=== Task ===
Give the records again in full, exactly as they are.

Records contained in a dataset:

+ + + + +

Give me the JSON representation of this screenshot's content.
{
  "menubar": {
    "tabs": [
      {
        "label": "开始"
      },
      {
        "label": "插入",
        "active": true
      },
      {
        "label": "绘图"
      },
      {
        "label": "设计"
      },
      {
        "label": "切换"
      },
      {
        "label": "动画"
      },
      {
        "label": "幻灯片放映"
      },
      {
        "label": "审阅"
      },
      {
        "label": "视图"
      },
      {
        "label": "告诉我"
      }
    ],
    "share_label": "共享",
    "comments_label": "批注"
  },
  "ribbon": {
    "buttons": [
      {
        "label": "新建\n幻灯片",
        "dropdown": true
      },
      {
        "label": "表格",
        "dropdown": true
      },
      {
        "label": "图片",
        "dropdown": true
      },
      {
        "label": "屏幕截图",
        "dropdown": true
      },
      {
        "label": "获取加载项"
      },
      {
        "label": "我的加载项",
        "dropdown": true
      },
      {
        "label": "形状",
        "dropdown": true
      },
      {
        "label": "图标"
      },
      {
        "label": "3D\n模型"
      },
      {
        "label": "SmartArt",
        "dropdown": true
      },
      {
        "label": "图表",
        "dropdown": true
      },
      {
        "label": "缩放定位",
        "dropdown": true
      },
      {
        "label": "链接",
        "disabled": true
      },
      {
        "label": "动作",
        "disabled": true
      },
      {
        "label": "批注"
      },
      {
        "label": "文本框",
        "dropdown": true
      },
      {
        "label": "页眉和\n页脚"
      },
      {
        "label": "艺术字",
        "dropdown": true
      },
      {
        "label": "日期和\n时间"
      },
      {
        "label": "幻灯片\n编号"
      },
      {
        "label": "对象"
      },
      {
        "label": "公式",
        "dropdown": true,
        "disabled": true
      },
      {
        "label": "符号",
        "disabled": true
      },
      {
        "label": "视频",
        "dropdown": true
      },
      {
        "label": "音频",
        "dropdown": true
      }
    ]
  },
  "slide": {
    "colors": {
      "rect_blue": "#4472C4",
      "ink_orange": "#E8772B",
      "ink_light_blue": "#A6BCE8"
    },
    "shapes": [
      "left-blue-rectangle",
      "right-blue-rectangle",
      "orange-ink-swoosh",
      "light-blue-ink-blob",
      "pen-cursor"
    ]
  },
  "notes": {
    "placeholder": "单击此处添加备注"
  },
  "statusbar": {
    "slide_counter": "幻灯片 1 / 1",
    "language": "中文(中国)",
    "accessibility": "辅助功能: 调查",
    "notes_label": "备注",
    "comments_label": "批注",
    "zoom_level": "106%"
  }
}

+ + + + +

=== Reply ===
Give me the JSON representation of this screenshot's content.
{
  "menubar": {
    "tabs": [
      {
        "label": "开始"
      },
      {
        "label": "插入",
        "active": true
      },
      {
        "label": "绘图"
      },
      {
        "label": "设计"
      },
      {
        "label": "切换"
      },
      {
        "label": "动画"
      },
      {
        "label": "幻灯片放映"
      },
      {
        "label": "审阅"
      },
      {
        "label": "视图"
      },
      {
        "label": "告诉我"
      }
    ],
    "share_label": "共享",
    "comments_label": "批注"
  },
  "ribbon": {
    "buttons": [
      {
        "label": "新建\n幻灯片",
        "dropdown": true
      },
      {
        "label": "表格",
        "dropdown": true
      },
      {
        "label": "图片",
        "dropdown": true
      },
      {
        "label": "屏幕截图",
        "dropdown": true
      },
      {
        "label": "获取加载项"
      },
      {
        "label": "我的加载项",
        "dropdown": true
      },
      {
        "label": "形状",
        "dropdown": true
      },
      {
        "label": "图标"
      },
      {
        "label": "3D\n模型"
      },
      {
        "label": "SmartArt",
        "dropdown": true
      },
      {
        "label": "图表",
        "dropdown": true
      },
      {
        "label": "缩放定位",
        "dropdown": true
      },
      {
        "label": "链接",
        "disabled": true
      },
      {
        "label": "动作",
        "disabled": true
      },
      {
        "label": "批注"
      },
      {
        "label": "文本框",
        "dropdown": true
      },
      {
        "label": "页眉和\n页脚"
      },
      {
        "label": "艺术字",
        "dropdown": true
      },
      {
        "label": "日期和\n时间"
      },
      {
        "label": "幻灯片\n编号"
      },
      {
        "label": "对象"
      },
      {
        "label": "公式",
        "dropdown": true,
        "disabled": true
      },
      {
        "label": "符号",
        "disabled": true
      },
      {
        "label": "视频",
        "dropdown": true
      },
      {
        "label": "音频",
        "dropdown": true
      }
    ]
  },
  "slide": {
    "colors": {
      "rect_blue": "#4472C4",
      "ink_orange": "#E8772B",
      "ink_light_blue": "#A6BCE8"
    },
    "shapes": [
      "left-blue-rectangle",
      "right-blue-rectangle",
      "orange-ink-swoosh",
      "light-blue-ink-blob",
      "pen-cursor"
    ]
  },
  "notes": {
    "placeholder": "单击此处添加备注"
  },
  "statusbar": {
    "slide_counter": "幻灯片 1 / 1",
    "language": "中文(中国)",
    "accessibility": "辅助功能: 调查",
    "notes_label": "备注",
    "comments_label": "批注",
    "zoom_level": "106%"
  }
}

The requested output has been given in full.